Work task: If a line in the data below includes the string "values", please return a copy of it.

[Records drawn from a dataset]
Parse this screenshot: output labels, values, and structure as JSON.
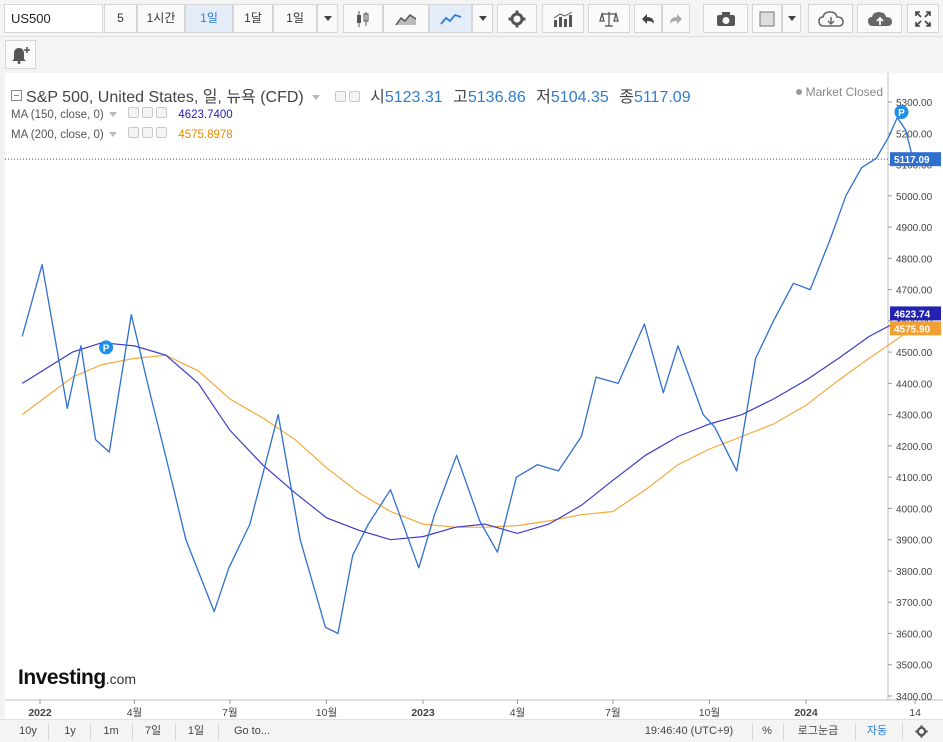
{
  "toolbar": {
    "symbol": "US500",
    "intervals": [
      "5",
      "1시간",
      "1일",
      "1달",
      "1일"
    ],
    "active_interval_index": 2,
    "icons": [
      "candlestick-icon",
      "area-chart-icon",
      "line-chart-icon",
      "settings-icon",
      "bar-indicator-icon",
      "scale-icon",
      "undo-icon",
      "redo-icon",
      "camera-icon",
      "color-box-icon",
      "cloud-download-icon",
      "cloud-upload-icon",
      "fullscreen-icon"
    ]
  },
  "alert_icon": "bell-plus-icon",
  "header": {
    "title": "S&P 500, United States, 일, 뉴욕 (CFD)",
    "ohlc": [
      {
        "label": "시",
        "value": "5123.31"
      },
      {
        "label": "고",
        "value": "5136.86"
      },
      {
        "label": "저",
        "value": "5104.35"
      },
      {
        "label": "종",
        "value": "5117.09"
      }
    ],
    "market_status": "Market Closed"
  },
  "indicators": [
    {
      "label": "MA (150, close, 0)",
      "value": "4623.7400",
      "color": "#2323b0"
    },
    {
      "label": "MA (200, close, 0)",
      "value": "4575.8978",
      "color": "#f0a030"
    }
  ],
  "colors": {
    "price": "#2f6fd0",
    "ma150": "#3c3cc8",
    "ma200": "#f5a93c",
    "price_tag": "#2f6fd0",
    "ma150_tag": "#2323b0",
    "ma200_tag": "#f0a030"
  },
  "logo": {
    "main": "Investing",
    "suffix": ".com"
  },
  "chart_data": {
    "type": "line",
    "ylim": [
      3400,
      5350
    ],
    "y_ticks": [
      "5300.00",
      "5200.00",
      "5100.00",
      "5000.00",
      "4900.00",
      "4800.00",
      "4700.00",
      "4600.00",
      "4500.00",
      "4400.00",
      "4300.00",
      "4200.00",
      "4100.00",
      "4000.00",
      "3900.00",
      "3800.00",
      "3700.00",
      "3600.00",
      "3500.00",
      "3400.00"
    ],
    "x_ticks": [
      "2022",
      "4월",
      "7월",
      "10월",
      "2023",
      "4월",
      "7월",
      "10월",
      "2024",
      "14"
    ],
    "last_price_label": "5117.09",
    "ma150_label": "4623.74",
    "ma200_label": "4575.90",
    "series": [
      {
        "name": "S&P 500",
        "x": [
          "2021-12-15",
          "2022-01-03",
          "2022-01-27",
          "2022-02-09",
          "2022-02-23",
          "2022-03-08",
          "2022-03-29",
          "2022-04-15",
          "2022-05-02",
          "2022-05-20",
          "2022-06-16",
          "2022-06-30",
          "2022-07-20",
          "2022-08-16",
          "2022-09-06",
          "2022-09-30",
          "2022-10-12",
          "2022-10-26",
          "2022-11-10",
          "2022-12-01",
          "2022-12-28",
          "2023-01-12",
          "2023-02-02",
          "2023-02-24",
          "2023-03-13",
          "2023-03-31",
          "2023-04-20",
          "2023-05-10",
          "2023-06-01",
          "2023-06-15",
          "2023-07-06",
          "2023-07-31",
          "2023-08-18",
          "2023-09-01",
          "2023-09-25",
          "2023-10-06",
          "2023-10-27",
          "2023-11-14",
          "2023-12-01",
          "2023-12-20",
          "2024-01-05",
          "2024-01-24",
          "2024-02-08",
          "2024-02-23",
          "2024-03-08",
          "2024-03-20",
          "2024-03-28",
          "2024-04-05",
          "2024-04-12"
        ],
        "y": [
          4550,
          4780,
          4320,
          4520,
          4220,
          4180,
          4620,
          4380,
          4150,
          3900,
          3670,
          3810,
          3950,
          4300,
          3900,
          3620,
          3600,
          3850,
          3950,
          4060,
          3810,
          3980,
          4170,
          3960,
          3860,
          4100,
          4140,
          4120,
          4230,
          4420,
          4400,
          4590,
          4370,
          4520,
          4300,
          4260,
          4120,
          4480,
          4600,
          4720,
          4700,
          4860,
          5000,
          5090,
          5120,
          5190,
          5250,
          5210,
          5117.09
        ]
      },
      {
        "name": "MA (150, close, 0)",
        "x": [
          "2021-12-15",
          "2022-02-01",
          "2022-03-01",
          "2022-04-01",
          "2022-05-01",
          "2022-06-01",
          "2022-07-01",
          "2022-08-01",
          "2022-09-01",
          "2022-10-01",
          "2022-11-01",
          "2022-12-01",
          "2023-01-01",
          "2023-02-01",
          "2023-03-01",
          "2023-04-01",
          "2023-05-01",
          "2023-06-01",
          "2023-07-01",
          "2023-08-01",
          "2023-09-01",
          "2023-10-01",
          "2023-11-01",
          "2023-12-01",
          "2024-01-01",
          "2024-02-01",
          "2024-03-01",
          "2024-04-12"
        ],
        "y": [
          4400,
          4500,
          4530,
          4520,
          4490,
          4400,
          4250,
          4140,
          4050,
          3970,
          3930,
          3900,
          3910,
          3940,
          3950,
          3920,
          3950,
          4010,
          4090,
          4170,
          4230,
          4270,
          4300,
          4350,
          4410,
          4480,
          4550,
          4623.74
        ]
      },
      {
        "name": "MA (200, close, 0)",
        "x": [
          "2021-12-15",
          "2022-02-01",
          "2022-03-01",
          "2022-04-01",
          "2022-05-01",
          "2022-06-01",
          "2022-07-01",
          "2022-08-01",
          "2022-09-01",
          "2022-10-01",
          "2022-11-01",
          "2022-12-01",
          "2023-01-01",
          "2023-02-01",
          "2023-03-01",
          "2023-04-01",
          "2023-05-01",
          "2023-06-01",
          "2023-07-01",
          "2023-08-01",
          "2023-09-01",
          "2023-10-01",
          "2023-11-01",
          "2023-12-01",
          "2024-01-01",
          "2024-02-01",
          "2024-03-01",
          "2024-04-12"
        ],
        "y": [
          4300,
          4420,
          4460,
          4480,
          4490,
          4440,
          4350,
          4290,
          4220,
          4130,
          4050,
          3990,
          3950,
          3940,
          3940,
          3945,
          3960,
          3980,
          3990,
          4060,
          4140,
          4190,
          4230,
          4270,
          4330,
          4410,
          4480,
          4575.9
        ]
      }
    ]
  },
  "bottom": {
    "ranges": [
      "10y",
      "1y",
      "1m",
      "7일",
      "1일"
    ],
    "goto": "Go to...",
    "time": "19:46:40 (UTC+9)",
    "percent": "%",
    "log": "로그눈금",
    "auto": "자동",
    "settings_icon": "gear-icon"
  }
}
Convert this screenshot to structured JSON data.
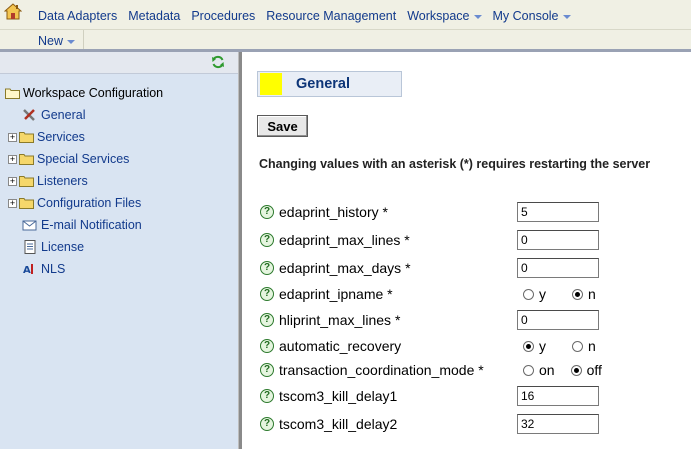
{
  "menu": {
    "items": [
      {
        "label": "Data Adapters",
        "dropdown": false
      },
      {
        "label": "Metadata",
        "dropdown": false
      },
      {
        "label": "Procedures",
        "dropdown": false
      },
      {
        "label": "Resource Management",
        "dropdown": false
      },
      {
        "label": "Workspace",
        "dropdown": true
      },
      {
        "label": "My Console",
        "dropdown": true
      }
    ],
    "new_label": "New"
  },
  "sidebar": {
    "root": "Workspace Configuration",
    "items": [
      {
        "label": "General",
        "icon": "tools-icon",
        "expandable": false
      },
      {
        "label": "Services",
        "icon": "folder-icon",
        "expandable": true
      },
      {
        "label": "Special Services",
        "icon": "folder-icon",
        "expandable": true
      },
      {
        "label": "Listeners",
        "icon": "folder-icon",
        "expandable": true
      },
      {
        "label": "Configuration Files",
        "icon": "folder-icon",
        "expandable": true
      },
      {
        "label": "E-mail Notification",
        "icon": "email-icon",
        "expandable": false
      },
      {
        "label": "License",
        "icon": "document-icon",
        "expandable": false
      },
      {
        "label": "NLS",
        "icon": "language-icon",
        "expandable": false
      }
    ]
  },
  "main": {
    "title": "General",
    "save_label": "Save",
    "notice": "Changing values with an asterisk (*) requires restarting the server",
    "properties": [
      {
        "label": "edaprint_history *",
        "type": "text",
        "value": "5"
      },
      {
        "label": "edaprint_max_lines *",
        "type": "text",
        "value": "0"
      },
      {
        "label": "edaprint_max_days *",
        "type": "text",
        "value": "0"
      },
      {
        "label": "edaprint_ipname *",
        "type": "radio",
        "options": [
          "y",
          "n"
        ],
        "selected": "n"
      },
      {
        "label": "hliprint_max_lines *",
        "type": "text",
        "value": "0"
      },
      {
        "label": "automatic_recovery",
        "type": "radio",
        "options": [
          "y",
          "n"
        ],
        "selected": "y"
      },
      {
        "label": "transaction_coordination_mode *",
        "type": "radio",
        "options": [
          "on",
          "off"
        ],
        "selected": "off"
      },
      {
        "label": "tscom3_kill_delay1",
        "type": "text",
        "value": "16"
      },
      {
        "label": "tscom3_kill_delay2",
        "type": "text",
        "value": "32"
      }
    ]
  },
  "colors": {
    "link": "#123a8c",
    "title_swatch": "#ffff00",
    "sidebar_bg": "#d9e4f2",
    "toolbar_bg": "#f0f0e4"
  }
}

Response area:
Parse this screenshot: output labels, values, and structure as JSON.
    "notice": "Changing values with an asterisk (*) requires restarting the server",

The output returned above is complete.